Island Nations can fight Climate Genocide with Carbon Debt & Carbon Credit Analysis

Green Blog

At the 2011 Durban Climate Conference the US, with the help of its climate criminal lackeys Australia and Canada, again succeeded in preventing requisite international climate change action. It was reported that Island States had again pleaded with other representatives to avert “ climate genocide ” but their pleas fell on deaf ears at Durban, as at Cancun, as at Copenhagen.

Analysis by country of fossil fuel burning-based Carbon Debt and Carbon Credit

Green Blog

Fossil fuel burning yielding the greenhouse gas (GHG) carbon dioxide (CO2) is a major component of man-made global warming. In relation to carbon pollution from the burning of fossil fuels, Net Carbon Debt is equal to the Historical Carbon Debt (from fossil fuel burning since the start of the Industrial Revolution in circa 1750) minus the Carbon Credit (the residual carbon pollution from fossil fuel burning permitted between now and zero emissions in 2050).

Urban Upgrading

The Green Changemakers

View the topics in the index below by clicking on the red button.
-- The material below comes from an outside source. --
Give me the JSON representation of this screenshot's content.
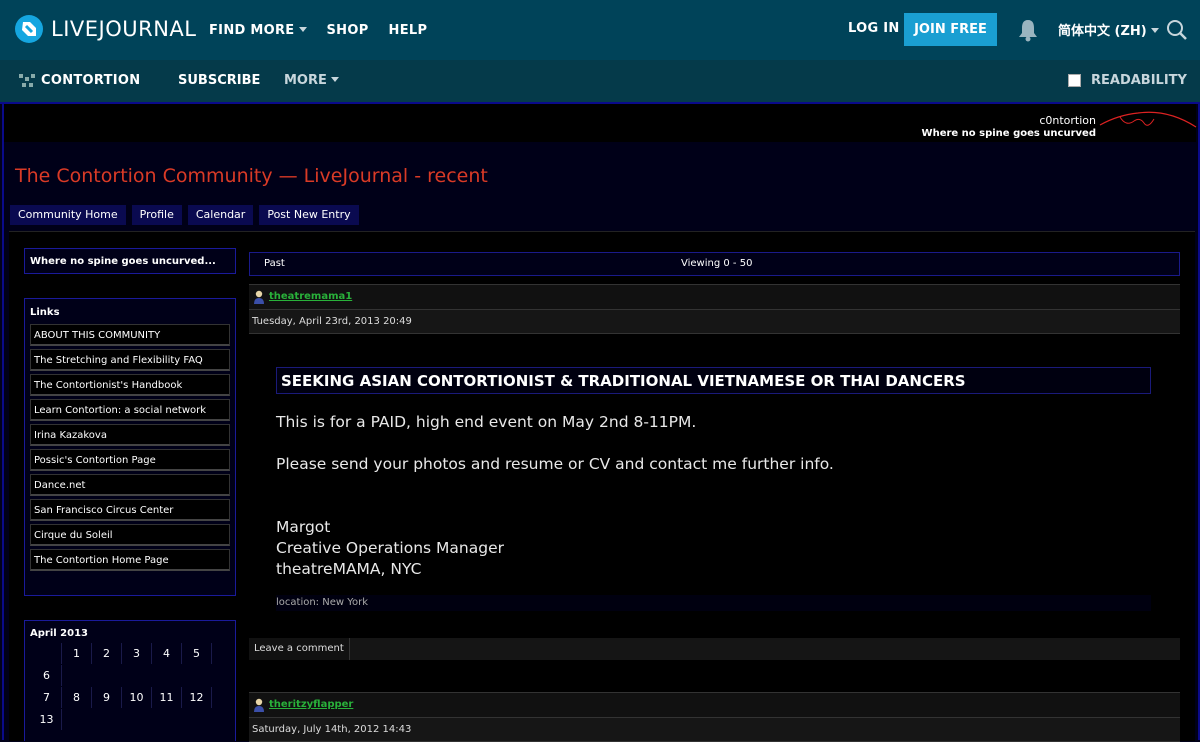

View photographs of 'Success Stores' from projects around the world. What is a slum ? What is urban upgrading ? What is needed to make it work ? What is the demand for upgrading? What are the benefits of upgrading? Why have Government programs failed to reach the poor? What about the urban – rural linkages ? Will it cost a lot? Are the costs sustainable ? Why is community involvement important?

2010 40